Below are some records; output all of them exactly as they read.

*-*-*

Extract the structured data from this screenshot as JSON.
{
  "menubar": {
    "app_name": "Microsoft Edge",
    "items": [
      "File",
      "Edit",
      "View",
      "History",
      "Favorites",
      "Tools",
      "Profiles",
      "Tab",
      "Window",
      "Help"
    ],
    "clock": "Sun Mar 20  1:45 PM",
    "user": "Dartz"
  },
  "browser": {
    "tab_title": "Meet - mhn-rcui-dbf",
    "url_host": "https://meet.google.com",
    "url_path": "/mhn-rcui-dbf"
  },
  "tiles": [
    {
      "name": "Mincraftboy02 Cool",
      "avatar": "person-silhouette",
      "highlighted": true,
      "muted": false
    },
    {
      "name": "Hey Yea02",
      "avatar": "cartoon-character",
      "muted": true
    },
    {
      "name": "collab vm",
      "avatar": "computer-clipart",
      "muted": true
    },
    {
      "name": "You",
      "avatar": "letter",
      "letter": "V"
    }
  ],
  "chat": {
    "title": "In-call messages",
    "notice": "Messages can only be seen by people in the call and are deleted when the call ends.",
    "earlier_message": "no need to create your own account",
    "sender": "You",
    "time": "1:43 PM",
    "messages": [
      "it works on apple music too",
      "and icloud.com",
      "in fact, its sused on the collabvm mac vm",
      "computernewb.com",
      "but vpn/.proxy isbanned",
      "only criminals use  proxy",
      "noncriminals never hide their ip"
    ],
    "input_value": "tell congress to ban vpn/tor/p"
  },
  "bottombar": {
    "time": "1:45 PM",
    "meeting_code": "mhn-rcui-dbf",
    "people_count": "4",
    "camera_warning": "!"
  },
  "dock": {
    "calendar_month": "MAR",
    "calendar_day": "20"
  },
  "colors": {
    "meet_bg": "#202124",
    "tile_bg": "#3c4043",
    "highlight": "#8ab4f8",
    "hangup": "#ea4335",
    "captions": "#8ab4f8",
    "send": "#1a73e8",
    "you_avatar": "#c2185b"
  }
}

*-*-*

Solution to the exercise:
Extract the structured data from this screenshot as JSON.
{
  "menubar": {
    "app_name": "Microsoft Edge",
    "items": [
      "File",
      "Edit",
      "View",
      "History",
      "Favorites",
      "Tools",
      "Profiles",
      "Tab",
      "Window",
      "Help"
    ],
    "clock": "Sun Mar 20  1:45 PM",
    "user": "Dartz"
  },
  "browser": {
    "tab_title": "Meet - mhn-rcui-dbf",
    "url_host": "https://meet.google.com",
    "url_path": "/mhn-rcui-dbf"
  },
  "tiles": [
    {
      "name": "Mincraftboy02 Cool",
      "avatar": "person-silhouette",
      "highlighted": true,
      "muted": false
    },
    {
      "name": "Hey Yea02",
      "avatar": "cartoon-character",
      "muted": true
    },
    {
      "name": "collab vm",
      "avatar": "computer-clipart",
      "muted": true
    },
    {
      "name": "You",
      "avatar": "letter",
      "letter": "V"
    }
  ],
  "chat": {
    "title": "In-call messages",
    "notice": "Messages can only be seen by people in the call and are deleted when the call ends.",
    "earlier_message": "no need to create your own account",
    "sender": "You",
    "time": "1:43 PM",
    "messages": [
      "it works on apple music too",
      "and icloud.com",
      "in fact, its sused on the collabvm mac vm",
      "computernewb.com",
      "but vpn/.proxy isbanned",
      "only criminals use  proxy",
      "noncriminals never hide their ip"
    ],
    "input_value": "tell congress to ban vpn/tor/p"
  },
  "bottombar": {
    "time": "1:45 PM",
    "meeting_code": "mhn-rcui-dbf",
    "people_count": "4",
    "camera_warning": "!"
  },
  "dock": {
    "calendar_month": "MAR",
    "calendar_day": "20"
  },
  "colors": {
    "meet_bg": "#202124",
    "tile_bg": "#3c4043",
    "highlight": "#8ab4f8",
    "hangup": "#ea4335",
    "captions": "#8ab4f8",
    "send": "#1a73e8",
    "you_avatar": "#c2185b"
  }
}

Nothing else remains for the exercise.